I just completed a two-week test of the all-new Ford Explorer Sport. It was a revelation. The last time I spent two weeks with a Ford Explorer—or, indeed, any time at all with an Explorer—was in 1996. I rented a handsome ice-blue version of the then-innovative SUV and drove from my new home in south-central Texas to do some book readings and meet up with family members in Washington, D.C.. (Ah, those were the days. K Street! The Mall! Billary in the White House!) It took, if memory serves, most of three days, with stops on the way in Hope, Arkansas, where a cornucopia of kitschy Clintoniana greeted the visitor to the great man’s birthplace, and the following night in some dump in Tennessee whose name escapes me because I deleted it from my memory banks as soon as it faded into the distance; I remember a dank motel, surly desk manager, ominous sounds in the night.

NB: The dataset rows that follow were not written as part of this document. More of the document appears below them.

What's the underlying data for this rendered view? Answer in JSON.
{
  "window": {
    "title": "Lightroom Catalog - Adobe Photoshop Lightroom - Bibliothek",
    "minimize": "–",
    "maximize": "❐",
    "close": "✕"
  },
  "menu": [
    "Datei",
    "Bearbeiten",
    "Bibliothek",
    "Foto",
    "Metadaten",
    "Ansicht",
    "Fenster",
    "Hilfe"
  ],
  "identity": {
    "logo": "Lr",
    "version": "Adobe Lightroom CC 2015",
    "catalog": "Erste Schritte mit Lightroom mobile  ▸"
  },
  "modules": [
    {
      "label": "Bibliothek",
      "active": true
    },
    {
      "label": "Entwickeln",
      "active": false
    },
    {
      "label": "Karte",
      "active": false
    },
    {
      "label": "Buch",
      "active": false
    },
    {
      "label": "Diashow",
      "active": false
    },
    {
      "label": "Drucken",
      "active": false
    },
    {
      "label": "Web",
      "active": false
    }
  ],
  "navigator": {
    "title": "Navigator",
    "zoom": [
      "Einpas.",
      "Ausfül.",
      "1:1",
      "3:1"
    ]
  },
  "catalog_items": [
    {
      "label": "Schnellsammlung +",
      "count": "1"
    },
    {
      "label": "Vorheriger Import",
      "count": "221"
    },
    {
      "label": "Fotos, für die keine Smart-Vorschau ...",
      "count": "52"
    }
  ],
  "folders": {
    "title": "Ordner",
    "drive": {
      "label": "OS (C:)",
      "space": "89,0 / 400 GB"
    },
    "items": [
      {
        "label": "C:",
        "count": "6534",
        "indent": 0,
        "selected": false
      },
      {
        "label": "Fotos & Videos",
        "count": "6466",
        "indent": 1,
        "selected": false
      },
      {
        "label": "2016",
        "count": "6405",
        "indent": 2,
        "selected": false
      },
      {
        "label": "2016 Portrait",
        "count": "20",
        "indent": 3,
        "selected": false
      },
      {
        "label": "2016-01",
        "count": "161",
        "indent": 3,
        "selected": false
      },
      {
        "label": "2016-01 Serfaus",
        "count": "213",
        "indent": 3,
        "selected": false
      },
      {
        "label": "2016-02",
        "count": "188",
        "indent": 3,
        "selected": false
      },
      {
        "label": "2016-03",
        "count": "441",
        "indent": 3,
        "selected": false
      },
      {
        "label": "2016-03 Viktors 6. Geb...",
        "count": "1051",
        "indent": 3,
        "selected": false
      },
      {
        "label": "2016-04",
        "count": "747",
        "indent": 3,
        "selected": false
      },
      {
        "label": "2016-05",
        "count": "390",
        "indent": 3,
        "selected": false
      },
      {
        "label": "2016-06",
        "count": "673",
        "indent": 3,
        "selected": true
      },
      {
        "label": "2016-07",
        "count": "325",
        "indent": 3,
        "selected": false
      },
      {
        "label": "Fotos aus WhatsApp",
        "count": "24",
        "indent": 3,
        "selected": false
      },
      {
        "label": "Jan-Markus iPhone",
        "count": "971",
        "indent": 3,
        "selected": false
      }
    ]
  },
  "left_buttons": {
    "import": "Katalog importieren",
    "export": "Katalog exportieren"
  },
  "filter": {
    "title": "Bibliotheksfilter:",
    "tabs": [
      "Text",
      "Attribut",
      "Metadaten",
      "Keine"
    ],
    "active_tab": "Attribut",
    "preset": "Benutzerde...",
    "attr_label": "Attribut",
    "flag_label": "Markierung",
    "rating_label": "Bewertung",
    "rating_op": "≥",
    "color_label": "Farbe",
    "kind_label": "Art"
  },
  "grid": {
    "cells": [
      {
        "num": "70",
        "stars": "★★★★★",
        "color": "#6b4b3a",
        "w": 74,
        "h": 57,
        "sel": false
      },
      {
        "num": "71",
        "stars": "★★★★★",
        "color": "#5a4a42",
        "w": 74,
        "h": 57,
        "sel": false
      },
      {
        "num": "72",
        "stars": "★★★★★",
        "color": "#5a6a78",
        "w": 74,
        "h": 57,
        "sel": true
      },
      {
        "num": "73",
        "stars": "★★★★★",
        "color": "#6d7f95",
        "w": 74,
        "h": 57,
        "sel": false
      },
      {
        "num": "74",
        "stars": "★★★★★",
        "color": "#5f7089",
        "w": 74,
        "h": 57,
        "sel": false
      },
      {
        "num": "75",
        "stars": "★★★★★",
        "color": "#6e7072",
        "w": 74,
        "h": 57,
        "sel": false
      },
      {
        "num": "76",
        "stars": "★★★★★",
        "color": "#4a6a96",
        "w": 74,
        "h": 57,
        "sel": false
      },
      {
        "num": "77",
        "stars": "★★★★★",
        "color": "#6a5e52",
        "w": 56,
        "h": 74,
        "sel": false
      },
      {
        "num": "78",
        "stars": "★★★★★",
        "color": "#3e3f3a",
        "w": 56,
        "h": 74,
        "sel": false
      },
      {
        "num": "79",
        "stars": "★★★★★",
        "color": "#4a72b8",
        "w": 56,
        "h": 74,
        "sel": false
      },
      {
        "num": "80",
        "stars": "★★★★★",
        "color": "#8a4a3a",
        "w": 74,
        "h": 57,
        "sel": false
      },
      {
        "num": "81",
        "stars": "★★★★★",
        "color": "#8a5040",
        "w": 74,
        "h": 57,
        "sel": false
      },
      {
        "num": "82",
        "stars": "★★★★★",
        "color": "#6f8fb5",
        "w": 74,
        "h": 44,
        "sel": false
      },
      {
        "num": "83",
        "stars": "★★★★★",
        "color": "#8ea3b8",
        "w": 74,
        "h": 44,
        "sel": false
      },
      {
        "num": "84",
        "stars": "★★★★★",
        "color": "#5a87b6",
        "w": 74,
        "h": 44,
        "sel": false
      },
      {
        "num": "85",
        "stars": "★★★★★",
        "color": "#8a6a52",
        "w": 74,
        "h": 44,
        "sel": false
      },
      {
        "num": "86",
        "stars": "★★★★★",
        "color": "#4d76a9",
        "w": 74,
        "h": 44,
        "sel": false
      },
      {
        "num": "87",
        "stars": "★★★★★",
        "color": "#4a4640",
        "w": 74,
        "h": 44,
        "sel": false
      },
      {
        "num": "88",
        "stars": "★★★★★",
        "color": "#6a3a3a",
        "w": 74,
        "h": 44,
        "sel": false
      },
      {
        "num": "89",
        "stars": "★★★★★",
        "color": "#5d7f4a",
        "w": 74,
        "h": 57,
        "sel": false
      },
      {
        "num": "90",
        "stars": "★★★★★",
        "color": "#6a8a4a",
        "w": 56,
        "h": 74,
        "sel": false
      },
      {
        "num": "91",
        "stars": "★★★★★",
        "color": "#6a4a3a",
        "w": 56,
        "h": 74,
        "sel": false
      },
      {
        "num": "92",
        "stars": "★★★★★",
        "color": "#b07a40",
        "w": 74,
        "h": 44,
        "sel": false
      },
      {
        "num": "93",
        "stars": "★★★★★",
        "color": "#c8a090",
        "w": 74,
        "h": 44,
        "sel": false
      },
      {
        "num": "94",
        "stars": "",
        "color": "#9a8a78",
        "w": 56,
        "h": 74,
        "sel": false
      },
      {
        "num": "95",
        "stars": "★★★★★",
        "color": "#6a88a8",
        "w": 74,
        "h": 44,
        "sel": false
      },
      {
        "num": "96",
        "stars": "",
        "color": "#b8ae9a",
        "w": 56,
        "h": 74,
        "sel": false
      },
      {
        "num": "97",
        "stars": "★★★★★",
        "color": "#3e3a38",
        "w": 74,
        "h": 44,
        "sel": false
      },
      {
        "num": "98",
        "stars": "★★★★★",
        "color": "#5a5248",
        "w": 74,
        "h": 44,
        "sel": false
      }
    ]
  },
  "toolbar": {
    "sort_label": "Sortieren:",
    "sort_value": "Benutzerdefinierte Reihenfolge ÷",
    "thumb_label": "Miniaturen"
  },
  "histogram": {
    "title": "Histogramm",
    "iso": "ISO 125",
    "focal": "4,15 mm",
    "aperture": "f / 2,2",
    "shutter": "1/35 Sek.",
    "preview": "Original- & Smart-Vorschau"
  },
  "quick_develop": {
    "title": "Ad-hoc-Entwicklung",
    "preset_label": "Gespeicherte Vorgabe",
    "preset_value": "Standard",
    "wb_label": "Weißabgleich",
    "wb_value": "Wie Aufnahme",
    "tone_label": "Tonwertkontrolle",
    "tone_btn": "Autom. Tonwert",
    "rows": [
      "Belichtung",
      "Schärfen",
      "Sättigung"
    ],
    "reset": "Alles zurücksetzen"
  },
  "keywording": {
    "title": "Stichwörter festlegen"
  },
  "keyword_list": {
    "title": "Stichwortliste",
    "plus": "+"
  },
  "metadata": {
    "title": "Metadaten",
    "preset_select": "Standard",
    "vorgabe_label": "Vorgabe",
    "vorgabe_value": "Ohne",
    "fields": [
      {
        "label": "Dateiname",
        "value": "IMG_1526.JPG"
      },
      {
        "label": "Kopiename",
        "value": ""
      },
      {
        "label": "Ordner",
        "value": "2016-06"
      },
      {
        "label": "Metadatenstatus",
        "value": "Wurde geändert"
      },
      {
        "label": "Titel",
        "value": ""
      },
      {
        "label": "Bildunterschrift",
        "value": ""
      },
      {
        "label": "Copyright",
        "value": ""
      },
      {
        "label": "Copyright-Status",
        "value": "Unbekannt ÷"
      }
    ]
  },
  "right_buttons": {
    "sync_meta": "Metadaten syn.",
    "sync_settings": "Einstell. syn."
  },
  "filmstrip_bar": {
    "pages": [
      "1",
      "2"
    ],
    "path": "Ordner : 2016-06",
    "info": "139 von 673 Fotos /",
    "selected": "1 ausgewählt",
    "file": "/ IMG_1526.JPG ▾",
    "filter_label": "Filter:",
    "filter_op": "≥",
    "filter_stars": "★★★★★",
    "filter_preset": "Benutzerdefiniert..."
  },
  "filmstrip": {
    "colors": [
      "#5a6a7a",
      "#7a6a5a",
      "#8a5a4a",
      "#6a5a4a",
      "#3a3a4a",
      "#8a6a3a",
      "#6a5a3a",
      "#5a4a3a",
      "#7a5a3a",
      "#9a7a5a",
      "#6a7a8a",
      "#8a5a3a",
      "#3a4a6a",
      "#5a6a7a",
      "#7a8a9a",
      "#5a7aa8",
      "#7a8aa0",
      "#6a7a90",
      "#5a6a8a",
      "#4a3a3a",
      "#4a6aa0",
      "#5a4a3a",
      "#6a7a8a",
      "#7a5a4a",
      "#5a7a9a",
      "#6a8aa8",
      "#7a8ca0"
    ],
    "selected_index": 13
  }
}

I’ve commented elsewhere on the fact that Japanese cars, even the finest of them, have always suffered from a certain blandness, not to say lack of character, so that you could be driving your Acura, Infiniti, or Lexus along a thoroughfare teeming with car lovers (an unlikely scenario, admittedly) and not a single head would turn, whereas the driver of, say, an aging Jaguar S-Type would draw the gaze of the most jaded. (I know whereof I speak, being that driver.) Face it: Jags have character and Toyotas don’t.
Once upon a time there was a French hatchback, and a very nice hatchback it was. It was called the Renault 16, and it caused a revolution in automotive design and functionality whose reverberations can still be felt. It wasn’t the first hatchback—the Kaiser Traveler and Renault’s own 4L came before—but it was the first mass-market, middle-class hatchback to sell in large numbers: .
It was a long time ago, like almost everything else. John F. Kennedy was in the White House, De Gaulle was in the Elyseé, Khruschev was in the Kremlin, and I was in the back seat of a 1961 Renault Dauphine. My father was driving and smoking, my mother was reading the map and smoking, and I, too young to smoke, was smoking by proxy. We were tearing through central France at a dizzying 55 mph or so, on those long, straight treelined Roman roads, our objective: Omaha Beach in Normandy, where my father’s infantry division, the 29th out of Philadelphia, had spent an unpleasant few days sixteen years previously. He wanted to salute a few dead comrades up there. I didn’t care; I was as happy as could be, just looking out the sliding rear window at the passing farmhouses and wheat fields and vineyards and mentally totting up my favorite cars, most of which, quite naturally, tended to be French.
After returning from one of her periodic forays back in the early ‘80s into the German Democratic Republic—a.k.a. East Germany—at the wheel of her Volvo 343, my mother mystified me at first by complaining about the number of warthogs she had encountered on the roads of the workers’ paradise. They traveled in convoys, she said, and were all over the place, and moving at high speed, too. Only Trabants could slow them down. At the mention of the GDR’s iconic crapmobile, it dawned on me that she was referring not to bristly African piggies but to East Germany’s other automotive icon, the Wartburg, named after the ancient castle that dominates the town of Eisenach (birthplace of J. S. Bach). They were less famous abroad than the Trabis, but were much better cars, all around, coveted by the citizens of the little dictatorship, and . Alas, they were still East German, made by and for committees, and, like their pocket homeland, were doomed after ’89.